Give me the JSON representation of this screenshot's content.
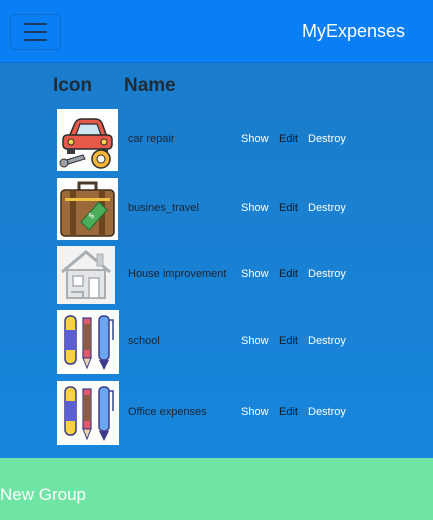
{
  "navbar": {
    "brand": "MyExpenses",
    "toggler_icon": "hamburger-menu-icon",
    "background": "#0a7ff5"
  },
  "table": {
    "headers": {
      "icon": "Icon",
      "name": "Name"
    },
    "rows": [
      {
        "name": "car repair",
        "icon": "car-repair-icon",
        "show": "Show",
        "edit": "Edit",
        "destroy": "Destroy"
      },
      {
        "name": "busines_travel",
        "icon": "suitcase-icon",
        "show": "Show",
        "edit": "Edit",
        "destroy": "Destroy"
      },
      {
        "name": "House improvement",
        "icon": "house-icon",
        "show": "Show",
        "edit": "Edit",
        "destroy": "Destroy"
      },
      {
        "name": "school",
        "icon": "pens-icon",
        "show": "Show",
        "edit": "Edit",
        "destroy": "Destroy"
      },
      {
        "name": "Office expenses",
        "icon": "pens-icon",
        "show": "Show",
        "edit": "Edit",
        "destroy": "Destroy"
      }
    ]
  },
  "footer": {
    "new_group": "New Group",
    "background": "#6ee5a4"
  },
  "colors": {
    "main_background": "#1683d6",
    "link": "#ffffff"
  }
}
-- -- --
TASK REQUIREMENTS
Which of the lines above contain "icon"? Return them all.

EXERCISE RESPONSE
    "toggler_icon": "hamburger-menu-icon",
      "icon": "Icon",
        "icon": "car-repair-icon",
        "icon": "suitcase-icon",
        "icon": "house-icon",
        "icon": "pens-icon",
        "icon": "pens-icon",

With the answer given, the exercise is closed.